A critical Hearne family tradition is Eggs Benedict for breakfast on Christmas morning. Until this year, the Hearnes have always eaten Eggs Benedict after opening stockings but before opening gifts. In Florida, we do what we want so we threw the usual schedule out the window and opened gifts first. Things are getting crazy around here!
I observed today that making Eggs Benedict is an art form – Leanne learned how from watching Julia Child. It consists of a toasted English muffin, ham, a poached egg and Hollandaise sauce. It may sound simple, but making amazing Eggs Benedict like Leanne’s is a study in timing, organization and technique.
Hollandaise is a rich, creamy sauce made of egg, butter, lemon juice and a bit of salt and pepper. It is notoriously difficult to create because it’s an emulsion. Leanne has it down to a science. Her secret? Make sure everything is in its place before you begin. Toast the muffins and brown the meat before you start on the eggs and Hollandaise.
You know the Hollandaise is done when it coats the spoon like this:
Hope you had a wonderful holiday!
Until We Eat Again,
Two Happy Cooks
Spray a large skillet* with Pam and fill with 1½” to 2” of water. Bring to a boil and reduce to a simmer.
Break each egg into a custard cup. Holding the cup close to the water’s surface, slide each egg into the water. After about 30 seconds, take a spoon or metal spatula and scrape the egg off the bottom of the skillet. The egg will now float.
Cook the eggs 2 to 3 more minutes until the white is solid and the yolk is still soft.
* A 10” skillet can hold 6 eggs
3 egg yolks
1 T water
1 T freshly squeezed lemon juice or more, if needed
6 or 8 oz very soft unsalted butter
salt and freshly ground white pepper to taste
Cooking the egg-yolk base:
Whisk the yolks, water, and lemon juice in the saucepan for a few moments, until thick and pale (this prepares them for what is to come). Set the pan over moderately low heat and continue to whisk at reasonable speed, reaching all over the bottom and insides of the pan, where the eggs tend to overcook.
To moderate the heat, frequently move the pan off the burner for a few seconds, and then back on. (If, by chance, the eggs seem to be cooking too fast, set the pan in the bowl of cold water to cool the bottom, then continue.) As they cook, the eggs will become frothy and increase in volume, and then thicken.
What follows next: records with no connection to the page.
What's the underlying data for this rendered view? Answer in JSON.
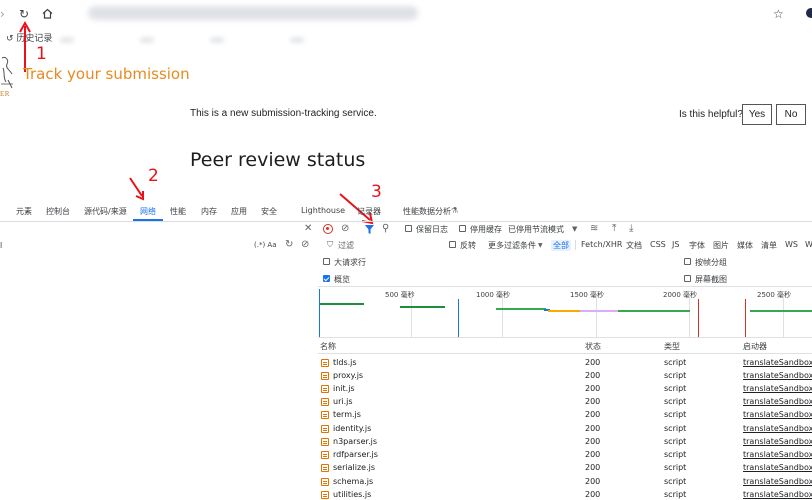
{
  "browser": {
    "reload_icon": "reload-icon",
    "home_icon": "home-icon",
    "star_icon": "star-icon",
    "history_label": "历史记录"
  },
  "annotations": {
    "n1": "1",
    "n2": "2",
    "n3": "3",
    "color": "#e8121b"
  },
  "site": {
    "track_title": "Track your submission",
    "logo_text": "ER",
    "notice": "This is a new submission-tracking service.",
    "helpful_question": "Is this helpful?",
    "yes_label": "Yes",
    "no_label": "No",
    "heading": "Peer review status",
    "accent_color": "#e98a1e"
  },
  "devtools": {
    "tabs": [
      "元素",
      "控制台",
      "源代码/来源",
      "网络",
      "性能",
      "内存",
      "应用",
      "安全",
      "Lighthouse",
      "记录器",
      "性能数据分析"
    ],
    "active_tab": "网络",
    "toolbar": {
      "preserve_log": "保留日志",
      "disable_cache": "停用缓存",
      "throttling": "已停用节流模式"
    },
    "filter": {
      "placeholder": "过滤",
      "invert": "反转",
      "more_filters": "更多过滤条件",
      "types": [
        "全部",
        "Fetch/XHR",
        "文档",
        "CSS",
        "JS",
        "字体",
        "图片",
        "媒体",
        "清单",
        "WS",
        "W"
      ],
      "active_type": "全部"
    },
    "options": {
      "big_rows": "大请求行",
      "group_by_frame": "按帧分组",
      "overview": "概览",
      "screenshots": "屏幕截图"
    },
    "timeline_ticks": [
      "500 毫秒",
      "1000 毫秒",
      "1500 毫秒",
      "2000 毫秒",
      "2500 毫秒"
    ],
    "columns": {
      "name": "名称",
      "status": "状态",
      "type": "类型",
      "initiator": "启动器"
    },
    "rows": [
      {
        "name": "tlds.js",
        "status": "200",
        "type": "script",
        "initiator": "translateSandbox.h"
      },
      {
        "name": "proxy.js",
        "status": "200",
        "type": "script",
        "initiator": "translateSandbox.h"
      },
      {
        "name": "init.js",
        "status": "200",
        "type": "script",
        "initiator": "translateSandbox.h"
      },
      {
        "name": "uri.js",
        "status": "200",
        "type": "script",
        "initiator": "translateSandbox.h"
      },
      {
        "name": "term.js",
        "status": "200",
        "type": "script",
        "initiator": "translateSandbox.h"
      },
      {
        "name": "identity.js",
        "status": "200",
        "type": "script",
        "initiator": "translateSandbox.h"
      },
      {
        "name": "n3parser.js",
        "status": "200",
        "type": "script",
        "initiator": "translateSandbox.h"
      },
      {
        "name": "rdfparser.js",
        "status": "200",
        "type": "script",
        "initiator": "translateSandbox.h"
      },
      {
        "name": "serialize.js",
        "status": "200",
        "type": "script",
        "initiator": "translateSandbox.h"
      },
      {
        "name": "schema.js",
        "status": "200",
        "type": "script",
        "initiator": "translateSandbox.h"
      },
      {
        "name": "utilities.js",
        "status": "200",
        "type": "script",
        "initiator": "translateSandbox.h"
      }
    ]
  }
}
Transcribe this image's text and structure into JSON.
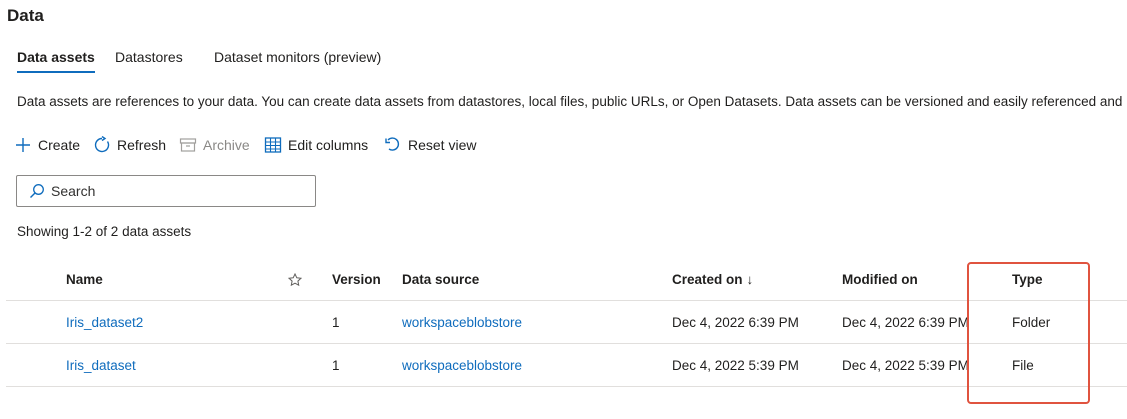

When you can see the pan bottom through the streaks of the whisk and the eggs are thick and smooth, remove from the heat.
Beating in the butter:
By spoonfuls, add the soft butter, whisking constantly to incorporate each addition. As the emulsion forms, you may add the butter in slightly larger amounts, always whisking until fully absorbed.
Continue incorporating butter until the sauce has thickened to the consistency you want.
Season lightly with salt and a dash of white pepper, whisking in well. Taste and adjust the seasoning, adding droplets of lemon juice if needed. Serve lukewarm.
Yield: about 1 cup